There are twelve Bible passages listed there. The story may be familiar to most of you but I’d like you to read them and ask yourself: How did the individuals in these verses respond to Jesus? Am I looking at Jesus with tired, adult eyes? How can I change how I respond to Him?
I would encourage you to put a few of these on your calendar and focus on the simple blessings of Christmas. Focus on a celebration with meaning.
Celebrate for the right reasons.
Celebrate because you know the bridegroom and He knows you.
Celebrate because you have entered into a perfect love relationship with the Creator of the universe.
Celebrate because you know the simple blessing of Christmas.
When Mary was confronted with the reality of who Jesus was and what that would mean for the world, the Bible says Mary did just what God wanted her to do: She treasured these things in her heart.

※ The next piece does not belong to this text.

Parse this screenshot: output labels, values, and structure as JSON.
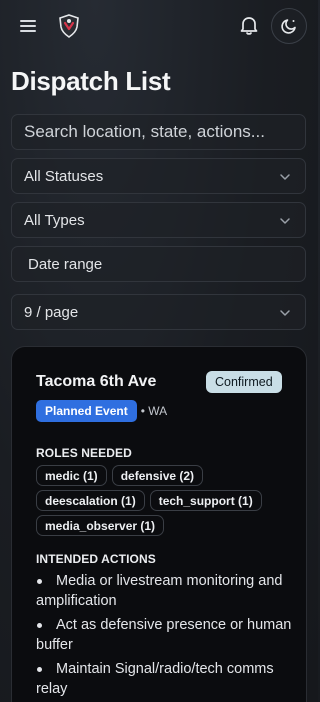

The simple blessing of Christmas is treasuring Jesus in your heart. Pondering the good news that you are so deeply loved by the Creator of the Universe that He sacrificed His only Son for you. He gave His Son so that you could have an abundant life with Him forever.
Treasure Jesus in your heart. Rejoice in knowing that He is the King, the Savior who has come into the world to set things right, come into the world to rescue us from the dominion of darkness. He has come to save you from a meaningless existence of self-service. He wants to be your king and bring you into His kingdom of marvelous light, life and love. What a celebration that will be when you join Him in His kingdom! What are you waiting for? Come on in and join the party. It is a big one.